Your skin makes Vitamin D when it is exposed to the sun; that is why it is referred to as the “sunshine vitamin”. How much Vitamin D your skin makes depends on many things. Location, season, clouds, clothing, all effect the amount of Vitamin D your skin can produce from the sun. One standard recommendation is to get about 5-30 minutes of sun exposure between 10:00 a.m. – 3:00 p.m. to the face, arms, legs, or back. This should be done without sunscreen, at least twice a week. Always avoid sunburns. In some locations and seasons it is not easy to get sun exposure.
How do I get enough Vitamin D from food?
Vitamin D is naturally found in fatty fish, liver and egg yolks. Some mushrooms make Vitamin D when they are exposed to the sun. A lot of processed foods are “fortified” with Vitamin D, which means it has been added to these foods. These include milk, some orange juices, breakfast cereals, and yogurt. It will say on the label how much Vitamin D has been added per serving.
Because Vitamin D is fat-soluble, you can increase absorption of it from your food if you eat it with some healthy fat. Between sun exposure and food, it still may be difficult to get even the minimum of 400 IU per day. This is why supplements are quite popular.
How can I get enough Vitamin D from supplements?
It’s easy enough to “pop a pill” or take some cod liver oil, which also contains Vitamin A. Either of these can ensure that you get the minimum amount plus a bit extra. Before you start taking a supplement, make sure you check that it won;t interact with other supplements or medications you may be taking. Always read your labels, and ask a healthcare professional for advice.
Do not take more than the suggested dosage on the label, except under medical care.
The maximum amount recommended, for the general population is 4,00 IU/day. Too much Vitamin D can raise your blood levels of calcium to an unsafe level. This can affect your heart and kidneys.
The best thing, if you are concerned, it to ask your healthcare professional to do a blood test and make a recommendation about how much vitamin supplements is right for your. Your healthcare practitioner may recommend higher amounts of Vitamin D supplementation for a short time while under their care.
Vitamin D is an essential fat-soluble vitamin which; many people have a hard time maintaining adequate levels of this vitamin. There are three ways to get enough Vitamin D: sun exposure, through certain foods, and in supplements. I have giving you some ideas how you can get the minimum 400-600 IU daily.

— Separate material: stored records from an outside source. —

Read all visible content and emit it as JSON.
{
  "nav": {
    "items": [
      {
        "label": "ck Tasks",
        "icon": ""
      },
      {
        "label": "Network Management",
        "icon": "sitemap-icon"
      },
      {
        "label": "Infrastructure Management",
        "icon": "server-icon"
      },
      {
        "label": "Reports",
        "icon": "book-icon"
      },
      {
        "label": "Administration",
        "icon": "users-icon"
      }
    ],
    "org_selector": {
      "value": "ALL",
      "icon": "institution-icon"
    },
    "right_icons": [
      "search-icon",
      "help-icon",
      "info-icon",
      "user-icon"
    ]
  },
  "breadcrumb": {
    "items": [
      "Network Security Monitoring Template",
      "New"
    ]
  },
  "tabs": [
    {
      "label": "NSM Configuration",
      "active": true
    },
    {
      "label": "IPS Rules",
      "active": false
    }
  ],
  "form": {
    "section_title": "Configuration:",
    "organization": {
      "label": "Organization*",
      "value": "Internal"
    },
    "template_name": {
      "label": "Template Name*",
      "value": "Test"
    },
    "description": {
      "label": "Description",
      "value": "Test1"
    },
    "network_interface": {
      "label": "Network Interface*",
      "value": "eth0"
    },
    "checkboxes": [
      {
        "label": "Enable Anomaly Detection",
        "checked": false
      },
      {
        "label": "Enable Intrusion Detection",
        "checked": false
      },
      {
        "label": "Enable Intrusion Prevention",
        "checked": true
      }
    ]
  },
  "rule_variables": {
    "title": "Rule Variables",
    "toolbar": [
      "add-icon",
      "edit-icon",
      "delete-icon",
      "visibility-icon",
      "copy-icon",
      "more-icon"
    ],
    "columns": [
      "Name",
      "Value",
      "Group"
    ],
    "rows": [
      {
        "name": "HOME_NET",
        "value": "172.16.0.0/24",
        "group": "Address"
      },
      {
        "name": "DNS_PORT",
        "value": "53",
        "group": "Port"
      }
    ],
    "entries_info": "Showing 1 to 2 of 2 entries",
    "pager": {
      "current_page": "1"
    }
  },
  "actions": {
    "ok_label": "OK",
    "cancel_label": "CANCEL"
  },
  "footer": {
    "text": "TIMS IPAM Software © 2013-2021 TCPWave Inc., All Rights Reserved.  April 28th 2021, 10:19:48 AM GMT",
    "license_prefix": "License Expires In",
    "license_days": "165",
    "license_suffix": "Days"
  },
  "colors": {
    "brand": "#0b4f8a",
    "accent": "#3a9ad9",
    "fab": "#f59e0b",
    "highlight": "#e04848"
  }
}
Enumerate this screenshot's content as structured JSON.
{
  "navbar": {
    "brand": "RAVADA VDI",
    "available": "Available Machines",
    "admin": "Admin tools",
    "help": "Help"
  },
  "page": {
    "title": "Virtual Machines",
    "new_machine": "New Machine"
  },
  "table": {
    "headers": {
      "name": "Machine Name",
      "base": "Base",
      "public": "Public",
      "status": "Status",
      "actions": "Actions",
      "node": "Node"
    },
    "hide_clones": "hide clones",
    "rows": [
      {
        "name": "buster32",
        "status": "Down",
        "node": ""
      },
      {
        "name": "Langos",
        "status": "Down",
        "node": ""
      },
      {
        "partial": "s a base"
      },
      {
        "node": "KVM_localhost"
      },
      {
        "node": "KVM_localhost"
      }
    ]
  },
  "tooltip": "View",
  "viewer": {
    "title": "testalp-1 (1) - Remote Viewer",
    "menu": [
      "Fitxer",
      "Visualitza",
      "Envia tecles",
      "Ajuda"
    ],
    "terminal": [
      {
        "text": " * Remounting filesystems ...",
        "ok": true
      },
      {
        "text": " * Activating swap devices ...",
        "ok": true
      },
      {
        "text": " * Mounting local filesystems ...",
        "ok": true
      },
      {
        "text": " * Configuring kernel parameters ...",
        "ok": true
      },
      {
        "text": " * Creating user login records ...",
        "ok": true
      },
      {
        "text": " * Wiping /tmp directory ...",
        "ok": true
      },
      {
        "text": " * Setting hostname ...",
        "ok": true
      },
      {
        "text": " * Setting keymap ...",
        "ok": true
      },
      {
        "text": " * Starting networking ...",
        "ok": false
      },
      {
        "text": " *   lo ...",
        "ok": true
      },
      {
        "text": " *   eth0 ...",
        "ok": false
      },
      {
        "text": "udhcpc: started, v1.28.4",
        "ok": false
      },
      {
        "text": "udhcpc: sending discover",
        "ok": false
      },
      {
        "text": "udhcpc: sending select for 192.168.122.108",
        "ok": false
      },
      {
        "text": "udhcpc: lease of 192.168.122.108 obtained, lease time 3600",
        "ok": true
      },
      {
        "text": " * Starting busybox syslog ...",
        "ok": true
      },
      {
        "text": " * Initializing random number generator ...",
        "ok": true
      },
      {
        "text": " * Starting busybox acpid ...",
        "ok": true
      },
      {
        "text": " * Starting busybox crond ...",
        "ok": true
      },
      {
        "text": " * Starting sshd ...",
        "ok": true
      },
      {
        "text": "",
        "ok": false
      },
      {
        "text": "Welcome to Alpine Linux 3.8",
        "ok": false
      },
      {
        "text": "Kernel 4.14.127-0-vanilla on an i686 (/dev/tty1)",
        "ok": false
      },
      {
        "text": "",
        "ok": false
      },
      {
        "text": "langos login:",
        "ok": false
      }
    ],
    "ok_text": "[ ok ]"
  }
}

If you are concerned, it is best to request a blood test that tests your vitamin levels to be sure what is right for you. Always take supplements as directed.